___ Data for review

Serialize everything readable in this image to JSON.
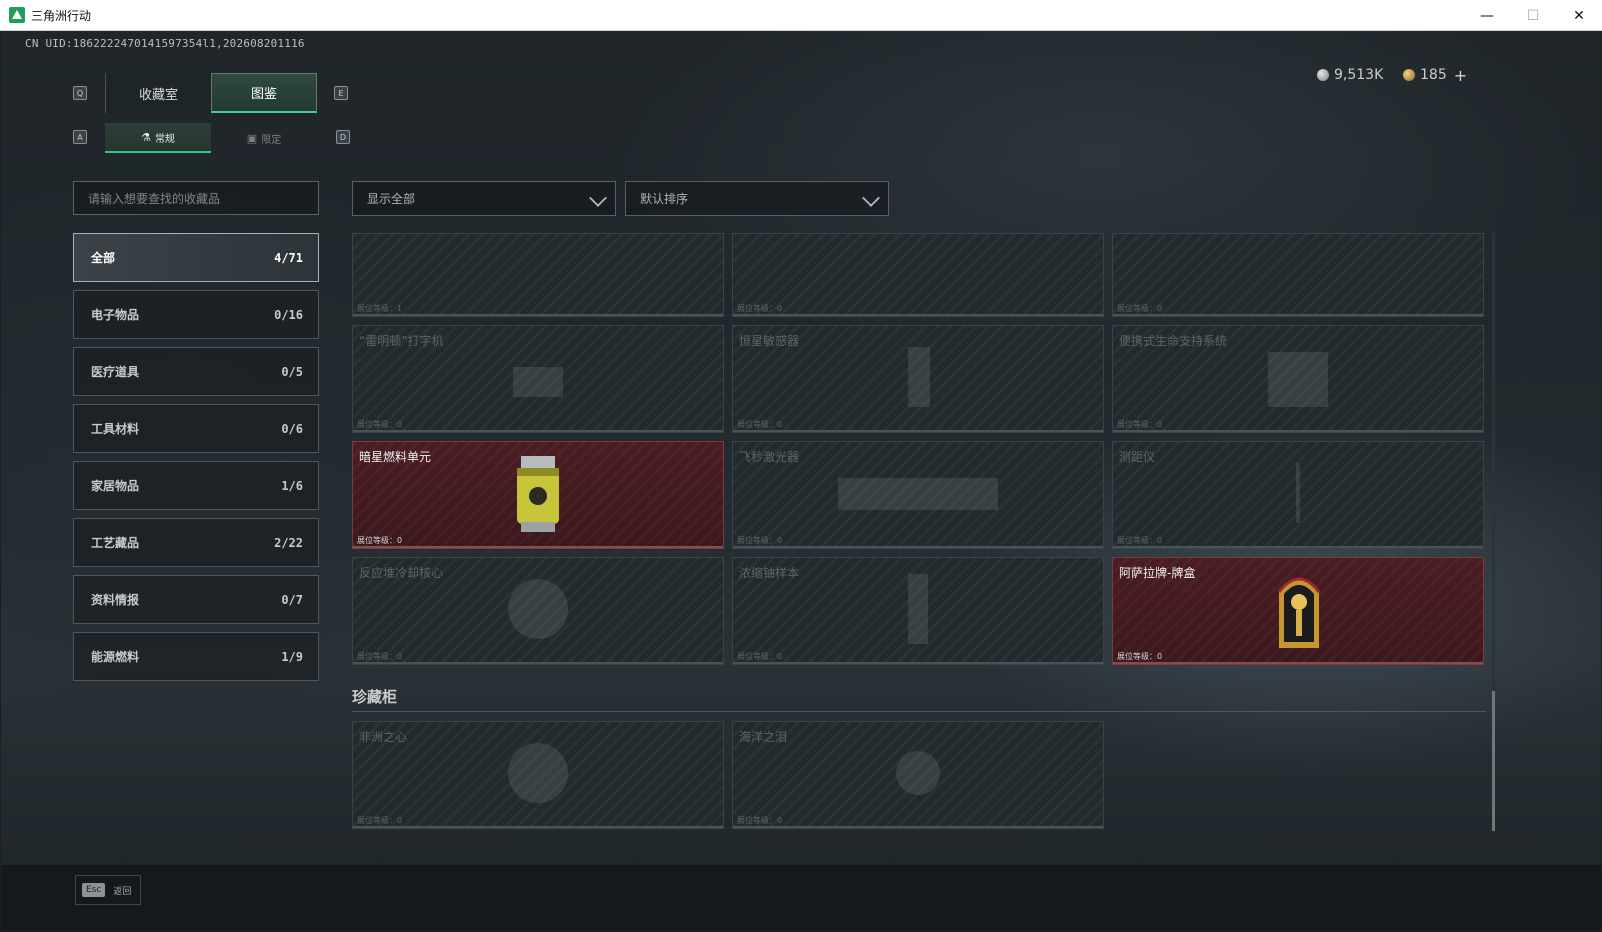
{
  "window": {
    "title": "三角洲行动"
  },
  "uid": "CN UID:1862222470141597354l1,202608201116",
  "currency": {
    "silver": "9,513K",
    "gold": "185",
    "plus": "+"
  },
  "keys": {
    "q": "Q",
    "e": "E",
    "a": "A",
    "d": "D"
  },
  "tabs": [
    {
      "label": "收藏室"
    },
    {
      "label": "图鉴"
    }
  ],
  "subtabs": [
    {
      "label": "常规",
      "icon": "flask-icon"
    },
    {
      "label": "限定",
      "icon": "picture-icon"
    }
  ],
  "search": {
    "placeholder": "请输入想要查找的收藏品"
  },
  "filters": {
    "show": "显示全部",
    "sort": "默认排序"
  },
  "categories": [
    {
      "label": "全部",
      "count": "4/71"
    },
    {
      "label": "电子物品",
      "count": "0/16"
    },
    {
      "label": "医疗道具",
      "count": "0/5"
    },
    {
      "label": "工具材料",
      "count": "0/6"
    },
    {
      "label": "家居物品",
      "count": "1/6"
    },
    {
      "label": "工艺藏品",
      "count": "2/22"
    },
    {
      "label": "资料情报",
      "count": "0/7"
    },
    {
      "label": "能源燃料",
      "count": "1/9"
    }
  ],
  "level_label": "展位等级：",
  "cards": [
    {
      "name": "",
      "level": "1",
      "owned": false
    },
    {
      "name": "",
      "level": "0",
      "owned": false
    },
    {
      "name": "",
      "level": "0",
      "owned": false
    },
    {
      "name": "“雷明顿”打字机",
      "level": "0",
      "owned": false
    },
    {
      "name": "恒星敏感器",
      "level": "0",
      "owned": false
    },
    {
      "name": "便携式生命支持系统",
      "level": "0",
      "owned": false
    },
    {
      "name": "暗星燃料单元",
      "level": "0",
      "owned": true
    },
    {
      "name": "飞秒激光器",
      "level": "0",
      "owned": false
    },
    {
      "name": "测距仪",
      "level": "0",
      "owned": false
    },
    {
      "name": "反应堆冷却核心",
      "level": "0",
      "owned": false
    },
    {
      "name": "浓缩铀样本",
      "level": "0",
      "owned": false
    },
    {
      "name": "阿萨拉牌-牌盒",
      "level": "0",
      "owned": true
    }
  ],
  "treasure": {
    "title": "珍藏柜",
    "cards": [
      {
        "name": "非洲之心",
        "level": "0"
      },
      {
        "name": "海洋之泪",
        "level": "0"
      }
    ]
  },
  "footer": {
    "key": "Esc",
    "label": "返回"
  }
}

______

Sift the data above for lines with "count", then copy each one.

[Result for this exercise]:
      "count": "4/71"
      "count": "0/16"
      "count": "0/5"
      "count": "0/6"
      "count": "1/6"
      "count": "2/22"
      "count": "0/7"
      "count": "1/9"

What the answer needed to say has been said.